If you need time to prepare the information they have requested, be in regular contact with the buyer (preferably every two days) to reassure them that you're working on getting the information they have requested as quickly as you possibly can.

If you are too busy to organise the information, I would strongly advise you engage the services of a business broker to undertake this on your behalf. Part of the role of a good business broker is to communicate regularly with all parties concerned. Acting quickly re-enforces confidence.

Step 2. Consider getting an Independent Valuation (blatant conflict of interest warning!!)
As a licensed business valuer, I have a conflict of interest in recommending this step, however the truth is that having an valuation/assessment conducted by an independent Business Valuer or an independent Business Coach is a valuable resource in providing assurance and confidence to the buyer.

Sure, there will be a cost to undertake this, however it will help reinforce your selling price and will act as a shield against buyers making ridiculously low offers. So long as the valuation or analysis is truly independent, this is a surefire tool for reinforcing confidence in a buyer.  

Step 3. Prepare a detailed and extensive Business Prospectus which outlines all the details of the business (without disclosing commercially sensitive information) so that buyer and their accountant have all of the information they need at their fingertips to make an informed decision on whether they wish to proceed further with the purchase of your business.

A good business broker should prepare a thorough Business Prospectus (not all do though).
I encourage potential business sellers who are planning to use a business broker to sell, to 'shop around' the different brokers to assess the quality of the Business Prospectuses they produce.  Take the time to find a Broker that understands your business, and has the systems and process in place to sell it.

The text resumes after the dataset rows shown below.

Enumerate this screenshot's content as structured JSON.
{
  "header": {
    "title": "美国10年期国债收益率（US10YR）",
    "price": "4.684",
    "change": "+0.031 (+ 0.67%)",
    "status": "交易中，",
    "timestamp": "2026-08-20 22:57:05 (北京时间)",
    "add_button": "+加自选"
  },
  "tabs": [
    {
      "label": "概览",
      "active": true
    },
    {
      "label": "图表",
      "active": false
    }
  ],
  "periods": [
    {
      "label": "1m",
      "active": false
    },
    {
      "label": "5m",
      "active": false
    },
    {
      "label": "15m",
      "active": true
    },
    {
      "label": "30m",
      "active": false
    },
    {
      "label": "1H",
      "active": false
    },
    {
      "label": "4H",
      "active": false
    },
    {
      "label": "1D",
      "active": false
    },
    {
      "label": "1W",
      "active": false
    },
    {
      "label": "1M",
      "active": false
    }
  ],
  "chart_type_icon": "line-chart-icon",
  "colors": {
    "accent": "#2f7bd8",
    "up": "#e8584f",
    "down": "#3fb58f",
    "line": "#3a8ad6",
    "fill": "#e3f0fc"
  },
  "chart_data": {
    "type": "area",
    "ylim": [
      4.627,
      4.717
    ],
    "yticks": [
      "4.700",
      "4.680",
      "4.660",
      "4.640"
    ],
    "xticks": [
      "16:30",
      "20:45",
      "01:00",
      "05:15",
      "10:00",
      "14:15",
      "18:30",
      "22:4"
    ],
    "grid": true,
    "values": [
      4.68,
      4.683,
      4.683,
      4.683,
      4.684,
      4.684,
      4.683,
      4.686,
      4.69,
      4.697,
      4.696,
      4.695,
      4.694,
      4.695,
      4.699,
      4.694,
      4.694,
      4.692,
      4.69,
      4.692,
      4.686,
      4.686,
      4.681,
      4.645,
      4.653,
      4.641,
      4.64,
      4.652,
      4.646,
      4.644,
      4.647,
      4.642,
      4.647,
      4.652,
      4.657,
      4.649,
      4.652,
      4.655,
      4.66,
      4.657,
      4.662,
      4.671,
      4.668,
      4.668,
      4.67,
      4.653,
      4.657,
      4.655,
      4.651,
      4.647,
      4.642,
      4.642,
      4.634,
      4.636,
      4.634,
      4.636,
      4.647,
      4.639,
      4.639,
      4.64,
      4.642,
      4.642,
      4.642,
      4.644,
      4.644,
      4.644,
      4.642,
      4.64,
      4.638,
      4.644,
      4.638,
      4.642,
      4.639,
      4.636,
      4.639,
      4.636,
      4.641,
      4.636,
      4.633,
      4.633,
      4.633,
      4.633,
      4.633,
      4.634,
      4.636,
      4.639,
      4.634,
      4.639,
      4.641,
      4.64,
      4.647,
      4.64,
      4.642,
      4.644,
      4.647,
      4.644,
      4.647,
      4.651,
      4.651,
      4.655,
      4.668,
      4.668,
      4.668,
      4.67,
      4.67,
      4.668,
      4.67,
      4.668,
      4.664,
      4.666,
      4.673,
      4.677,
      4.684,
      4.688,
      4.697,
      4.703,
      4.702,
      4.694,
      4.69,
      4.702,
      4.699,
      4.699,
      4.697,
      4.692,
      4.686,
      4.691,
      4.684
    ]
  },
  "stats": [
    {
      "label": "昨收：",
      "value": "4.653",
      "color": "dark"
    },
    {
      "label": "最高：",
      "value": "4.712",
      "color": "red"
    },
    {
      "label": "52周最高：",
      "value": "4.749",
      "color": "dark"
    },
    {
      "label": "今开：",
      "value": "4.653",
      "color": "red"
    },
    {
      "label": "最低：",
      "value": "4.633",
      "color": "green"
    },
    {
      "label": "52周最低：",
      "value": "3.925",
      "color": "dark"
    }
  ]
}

Step 4. Direct Contact between Accountants
Give a buyer's accountant direct contact with your own accountant. A buyers accountants will feel a lot more comfortable advising their client if they have the opportunity to source information directly from your accountant.

There will be fees/costs to you associated with this so make sure that you only allow this the serious buyers.

It's important however that the sellers accountants react quickly to any request for information (see step 1 above).

Step 5. Enforce a "Due Diligence" Clause
In the event that a buyer makes a written offer on your business, be sure to enforce a Due Diligence clause in the contract.

A Due Diligence Clause states that you won't let a buyer purchase your business until their accountant has thoroughly checked your figures to ensure they are correctly prepared and genuine, and has given the all clear to the buyer.

By enforcing a due diligence clause in the contract, it demonstrates to the buyer that you are genuine in not wanting to hide any issues or incorrect financial figures in the business sale. 
This is a big confidence builder for a buyer since they know that if they make an offer on your business they will get an opportunity to thoroughly audit your books.

Also, don't agree to a Due Diligence until after a written offer is made! Why? A buyer can do a full due diligence and then offer you are ridiculously low price which you wouldn't accept anyway, which wastes a considerable amount of time and also potentially exposes you to the loss of commercially sensitive information.

A Due Diligence ultimately protects the business seller, since if there is any legal ramifications after the sale of the business you can point to the fact that the buyers' accountants independently checked the figures and they found no hidden issues with the business at the date of settlement.

These are a small selection of the ways a business seller can reinforce confidence in the business that they are selling.

Confidence is the key, and in my opinion it's the number one contributing factor of why businesses don't sell.

Contact Me:
Blair R Macdonald
0433 149 144